|Cooperative Classification||Y10S257/903, H01L27/0605, H01L27/11|
|European Classification||H01L27/11, H01L27/06C|
|Jul 2, 1991||AS||Assignment|
Owner name: MOTOROLA, INC. A CORP. OF DELAWARE, ILLINOIS
Free format text: ASSIGNMENT OF ASSIGNORS INTEREST.;ASSIGNORS:ZHU, X. THEODORE;ABROKWAH, JONATHAN K.;GORONKIN, HERBERT;AND OTHERS;REEL/FRAME:005767/0308
Effective date: 19910627

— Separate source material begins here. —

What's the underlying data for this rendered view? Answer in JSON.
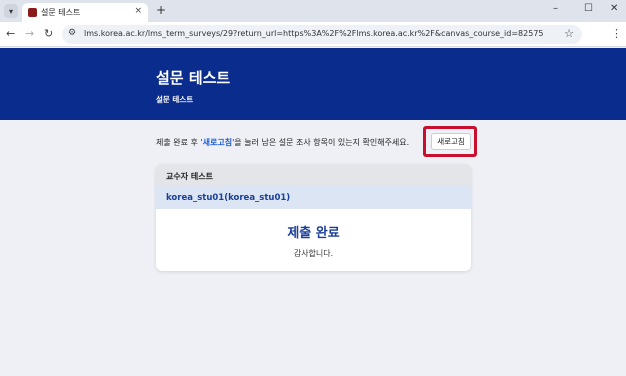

|Dec 9, 1996||FPAY||Fee payment|
Year of fee payment: 4
|Apr 3, 2001||REMI||Maintenance fee reminder mailed|
|Sep 9, 2001||LAPS||Lapse for failure to pay maintenance fees|
|Nov 13, 2001||FP||Expired due to failure to pay maintenance fee|
Effective date: 20010907